=== Supplied information ===
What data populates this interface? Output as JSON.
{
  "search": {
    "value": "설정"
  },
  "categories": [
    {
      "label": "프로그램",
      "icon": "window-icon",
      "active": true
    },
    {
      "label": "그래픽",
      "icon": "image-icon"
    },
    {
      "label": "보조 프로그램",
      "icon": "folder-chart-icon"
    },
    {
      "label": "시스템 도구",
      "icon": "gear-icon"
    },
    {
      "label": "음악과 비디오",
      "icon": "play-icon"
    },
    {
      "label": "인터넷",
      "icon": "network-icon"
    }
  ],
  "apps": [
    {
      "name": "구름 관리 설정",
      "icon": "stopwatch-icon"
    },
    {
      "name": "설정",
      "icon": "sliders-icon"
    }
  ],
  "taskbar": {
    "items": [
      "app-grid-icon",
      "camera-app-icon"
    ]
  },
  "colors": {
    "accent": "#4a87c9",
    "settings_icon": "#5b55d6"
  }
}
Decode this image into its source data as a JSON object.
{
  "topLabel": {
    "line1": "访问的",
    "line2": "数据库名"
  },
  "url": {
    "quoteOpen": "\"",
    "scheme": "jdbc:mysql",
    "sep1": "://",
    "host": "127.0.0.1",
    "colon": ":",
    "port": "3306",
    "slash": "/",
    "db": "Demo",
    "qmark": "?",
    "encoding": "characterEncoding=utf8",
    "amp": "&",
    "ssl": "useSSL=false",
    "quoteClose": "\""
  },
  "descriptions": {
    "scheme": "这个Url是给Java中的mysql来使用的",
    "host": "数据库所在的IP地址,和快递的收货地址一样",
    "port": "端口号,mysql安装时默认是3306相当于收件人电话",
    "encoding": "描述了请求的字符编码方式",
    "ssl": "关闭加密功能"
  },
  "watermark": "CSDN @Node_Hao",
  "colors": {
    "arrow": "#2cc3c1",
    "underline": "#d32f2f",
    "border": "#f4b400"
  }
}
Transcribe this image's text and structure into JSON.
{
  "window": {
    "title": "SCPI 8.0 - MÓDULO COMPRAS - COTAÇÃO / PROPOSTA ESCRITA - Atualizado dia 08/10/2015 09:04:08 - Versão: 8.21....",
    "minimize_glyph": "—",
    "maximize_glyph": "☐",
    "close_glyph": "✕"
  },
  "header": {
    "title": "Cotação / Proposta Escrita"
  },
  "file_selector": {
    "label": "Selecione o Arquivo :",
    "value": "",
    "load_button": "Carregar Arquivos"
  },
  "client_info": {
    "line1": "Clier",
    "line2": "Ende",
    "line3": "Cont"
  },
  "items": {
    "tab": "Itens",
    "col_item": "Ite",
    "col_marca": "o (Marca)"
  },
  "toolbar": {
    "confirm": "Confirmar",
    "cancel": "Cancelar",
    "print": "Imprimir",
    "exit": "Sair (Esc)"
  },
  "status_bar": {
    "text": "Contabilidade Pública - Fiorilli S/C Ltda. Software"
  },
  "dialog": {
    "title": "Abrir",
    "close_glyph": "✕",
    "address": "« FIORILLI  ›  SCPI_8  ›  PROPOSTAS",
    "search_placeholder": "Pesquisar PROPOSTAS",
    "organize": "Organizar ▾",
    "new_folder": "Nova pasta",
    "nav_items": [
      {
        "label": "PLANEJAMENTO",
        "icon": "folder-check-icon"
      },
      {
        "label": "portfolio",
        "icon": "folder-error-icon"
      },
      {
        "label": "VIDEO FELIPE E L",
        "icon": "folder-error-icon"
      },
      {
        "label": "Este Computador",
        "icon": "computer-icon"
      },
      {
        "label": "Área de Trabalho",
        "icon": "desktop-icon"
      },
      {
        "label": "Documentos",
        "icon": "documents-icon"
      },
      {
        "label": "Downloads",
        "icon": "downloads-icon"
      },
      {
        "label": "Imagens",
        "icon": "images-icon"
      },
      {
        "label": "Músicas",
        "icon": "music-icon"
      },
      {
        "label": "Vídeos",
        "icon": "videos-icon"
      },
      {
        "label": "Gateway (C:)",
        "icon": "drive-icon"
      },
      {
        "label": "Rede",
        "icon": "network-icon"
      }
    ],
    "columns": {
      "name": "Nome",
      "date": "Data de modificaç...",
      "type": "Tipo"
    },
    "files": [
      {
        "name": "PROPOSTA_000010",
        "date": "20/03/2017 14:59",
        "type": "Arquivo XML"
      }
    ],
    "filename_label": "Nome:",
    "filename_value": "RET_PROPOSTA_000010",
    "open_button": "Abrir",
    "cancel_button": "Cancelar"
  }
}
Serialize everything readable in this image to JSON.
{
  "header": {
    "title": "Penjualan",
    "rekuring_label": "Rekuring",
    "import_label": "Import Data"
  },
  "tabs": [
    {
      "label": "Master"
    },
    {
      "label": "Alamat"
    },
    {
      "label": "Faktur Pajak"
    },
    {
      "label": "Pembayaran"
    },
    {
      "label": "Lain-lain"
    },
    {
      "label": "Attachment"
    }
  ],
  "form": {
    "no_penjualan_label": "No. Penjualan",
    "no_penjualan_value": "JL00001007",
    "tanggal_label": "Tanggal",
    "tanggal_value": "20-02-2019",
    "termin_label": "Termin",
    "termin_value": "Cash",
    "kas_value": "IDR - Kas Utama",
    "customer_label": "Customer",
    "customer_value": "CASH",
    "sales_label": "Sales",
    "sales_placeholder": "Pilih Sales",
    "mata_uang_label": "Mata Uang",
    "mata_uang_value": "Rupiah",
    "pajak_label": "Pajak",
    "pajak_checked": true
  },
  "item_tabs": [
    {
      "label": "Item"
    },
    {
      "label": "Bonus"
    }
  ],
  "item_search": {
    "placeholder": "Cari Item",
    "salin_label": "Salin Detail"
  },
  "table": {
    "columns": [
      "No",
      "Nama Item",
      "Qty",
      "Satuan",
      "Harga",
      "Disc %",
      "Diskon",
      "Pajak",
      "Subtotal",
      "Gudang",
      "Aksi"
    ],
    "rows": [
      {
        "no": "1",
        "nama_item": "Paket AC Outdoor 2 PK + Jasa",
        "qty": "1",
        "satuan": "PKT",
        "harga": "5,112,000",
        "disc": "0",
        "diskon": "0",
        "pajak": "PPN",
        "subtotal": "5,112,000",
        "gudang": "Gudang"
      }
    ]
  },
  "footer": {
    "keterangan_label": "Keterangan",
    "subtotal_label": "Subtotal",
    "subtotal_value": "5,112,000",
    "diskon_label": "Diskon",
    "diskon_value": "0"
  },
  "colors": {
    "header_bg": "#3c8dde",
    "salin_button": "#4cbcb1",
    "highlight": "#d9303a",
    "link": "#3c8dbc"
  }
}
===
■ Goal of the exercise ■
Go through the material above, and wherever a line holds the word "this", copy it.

■ Solution ■
What data populates this interface? Output as JSON.
Decode this image into its source data as a JSON object.
Transcribe this image's text and structure into JSON.
Serialize everything readable in this image to JSON.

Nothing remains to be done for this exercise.